The church of St. Michael in Llanfihangel Din Sylwy was mentioned for the first time in the documents from 1254, however the current building dates from the fifteenth century. In the mid-nineteenth century, the church must have been in a very bad condition, because during the renovation undertaken in 1855, among other things, the entire western wall of the nave was rebuilt.
The church originally consisted of a short, almost square nave measuring 5.5 x 5.1 meters and a narrower and lower chancel, 5.1 x 3.6 meters. The latter was illuminated from the east by a three-light window with tracery topped with cinquefoils, and from the south by a two-light window with similar tracery. The eastern one was larger and placed in a pointed jamb, and the smaller southern one in a four-sided jamb. The eastern one was additionally equipped with a pointed, drip archivolt. The nave from the north and south was lit with much simpler, narrow, lancet windows. Inside, both parts of the church were covered with an open roof truss with arched collars.
The southern entrance, as well as the rebuilt west wall, comes from the early modern period, but the original late Gothic windows in the eastern and southern walls of the chancel have survived. From the original furnishings of the church, the late-medieval baptismal font has been preserved, and the original wooden roof truss of the chancel is also visible.
Salter M., The old parish churches of North Wales, Malvern 1993.
The Royal Commission on The Ancient and Historical Monuments and Constructions in Wales and Monmouthshire. An Inventory of the Ancient Monuments in Anglesey, London 1937.

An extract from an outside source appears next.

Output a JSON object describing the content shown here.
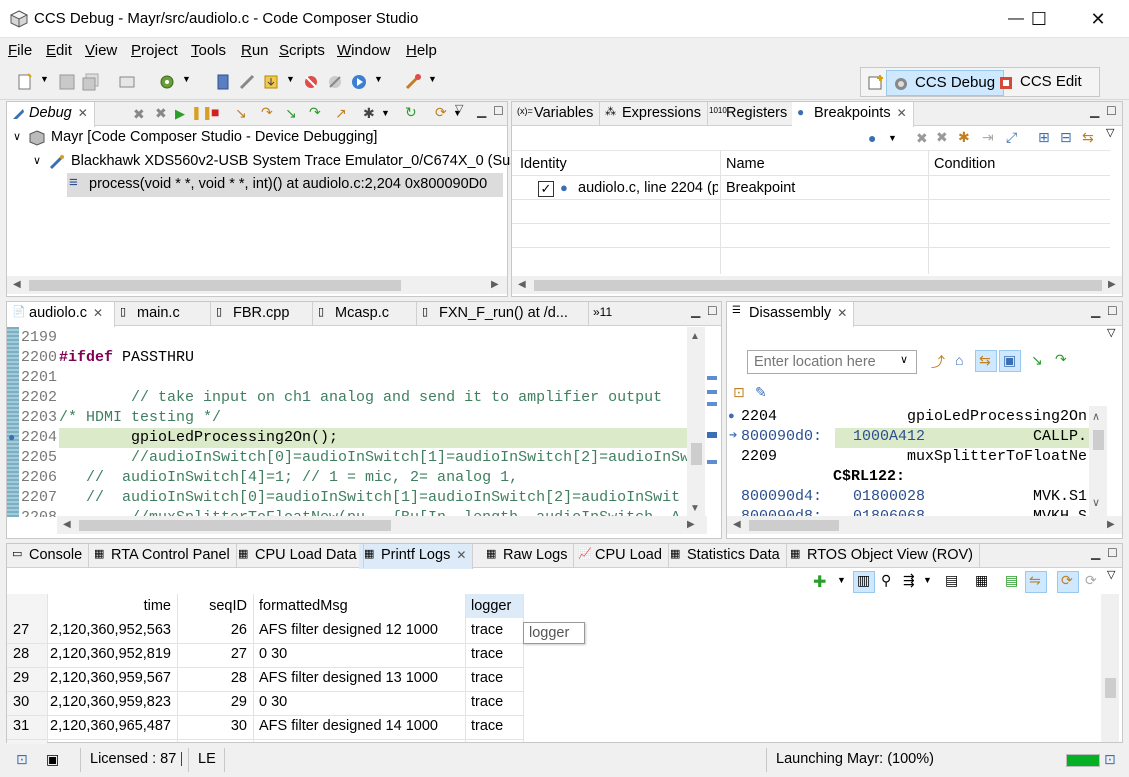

Website britishlistedbuildings.co.uk, Church of St Michael A Grade II Listed Building in Llanddona, Isle of Anglesey.